Component data from apps and pages:
● ● ● ● ●
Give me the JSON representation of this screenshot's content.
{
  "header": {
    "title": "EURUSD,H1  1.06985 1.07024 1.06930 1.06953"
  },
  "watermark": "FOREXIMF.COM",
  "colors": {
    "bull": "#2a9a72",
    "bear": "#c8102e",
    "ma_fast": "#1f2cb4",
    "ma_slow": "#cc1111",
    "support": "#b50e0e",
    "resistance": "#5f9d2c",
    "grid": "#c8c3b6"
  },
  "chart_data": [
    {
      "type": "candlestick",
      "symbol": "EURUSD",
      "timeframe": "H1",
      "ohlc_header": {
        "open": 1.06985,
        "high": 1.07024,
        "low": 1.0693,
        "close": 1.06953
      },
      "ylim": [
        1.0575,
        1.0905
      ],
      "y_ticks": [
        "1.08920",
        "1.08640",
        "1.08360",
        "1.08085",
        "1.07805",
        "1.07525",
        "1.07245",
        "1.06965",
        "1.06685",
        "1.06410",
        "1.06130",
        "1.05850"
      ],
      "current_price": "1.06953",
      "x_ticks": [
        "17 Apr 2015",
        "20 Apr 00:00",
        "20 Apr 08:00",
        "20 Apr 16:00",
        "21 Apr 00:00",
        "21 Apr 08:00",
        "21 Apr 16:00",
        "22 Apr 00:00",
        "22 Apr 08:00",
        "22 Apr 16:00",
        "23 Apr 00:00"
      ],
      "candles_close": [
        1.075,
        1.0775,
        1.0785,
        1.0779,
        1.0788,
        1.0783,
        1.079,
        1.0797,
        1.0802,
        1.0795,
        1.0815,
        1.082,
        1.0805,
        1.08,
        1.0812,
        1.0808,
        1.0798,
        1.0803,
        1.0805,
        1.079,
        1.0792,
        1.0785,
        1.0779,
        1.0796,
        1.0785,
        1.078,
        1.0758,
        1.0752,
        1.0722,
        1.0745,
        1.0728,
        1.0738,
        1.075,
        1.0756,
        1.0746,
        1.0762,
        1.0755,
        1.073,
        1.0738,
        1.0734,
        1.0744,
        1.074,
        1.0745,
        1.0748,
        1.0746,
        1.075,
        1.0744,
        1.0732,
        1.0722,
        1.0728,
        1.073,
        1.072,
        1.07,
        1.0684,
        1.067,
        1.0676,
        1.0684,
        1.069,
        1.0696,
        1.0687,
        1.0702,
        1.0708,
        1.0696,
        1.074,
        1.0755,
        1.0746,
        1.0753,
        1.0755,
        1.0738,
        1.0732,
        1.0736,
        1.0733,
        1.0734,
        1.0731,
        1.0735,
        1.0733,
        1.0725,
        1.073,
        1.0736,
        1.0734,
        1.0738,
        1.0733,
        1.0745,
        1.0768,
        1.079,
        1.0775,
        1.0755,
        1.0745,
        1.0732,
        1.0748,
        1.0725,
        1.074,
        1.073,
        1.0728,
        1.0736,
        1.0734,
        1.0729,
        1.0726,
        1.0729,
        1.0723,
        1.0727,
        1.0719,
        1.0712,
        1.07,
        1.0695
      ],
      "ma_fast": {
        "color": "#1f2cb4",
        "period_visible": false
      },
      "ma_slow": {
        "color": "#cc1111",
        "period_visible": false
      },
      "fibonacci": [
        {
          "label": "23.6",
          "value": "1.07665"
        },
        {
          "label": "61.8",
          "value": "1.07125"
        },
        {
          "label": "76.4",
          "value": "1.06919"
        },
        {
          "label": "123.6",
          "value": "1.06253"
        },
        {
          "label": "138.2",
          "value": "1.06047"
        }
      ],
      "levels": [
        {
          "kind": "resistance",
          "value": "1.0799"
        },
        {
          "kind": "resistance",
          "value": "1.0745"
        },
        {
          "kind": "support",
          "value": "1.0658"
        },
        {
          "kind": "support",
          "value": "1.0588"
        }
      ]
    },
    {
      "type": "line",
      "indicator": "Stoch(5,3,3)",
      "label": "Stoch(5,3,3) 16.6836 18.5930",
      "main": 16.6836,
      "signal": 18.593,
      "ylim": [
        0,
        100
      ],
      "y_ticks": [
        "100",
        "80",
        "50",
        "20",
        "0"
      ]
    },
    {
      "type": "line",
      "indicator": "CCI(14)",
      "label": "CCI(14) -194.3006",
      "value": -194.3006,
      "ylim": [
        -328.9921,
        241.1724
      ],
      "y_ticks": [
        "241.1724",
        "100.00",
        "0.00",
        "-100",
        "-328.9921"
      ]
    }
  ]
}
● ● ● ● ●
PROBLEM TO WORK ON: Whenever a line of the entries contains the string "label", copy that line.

RESPONSE TO THIS EXERCISE:
          "label": "23.6",
          "label": "61.8",
          "label": "76.4",
          "label": "123.6",
          "label": "138.2",
      "label": "Stoch(5,3,3) 16.6836 18.5930",
      "label": "CCI(14) -194.3006",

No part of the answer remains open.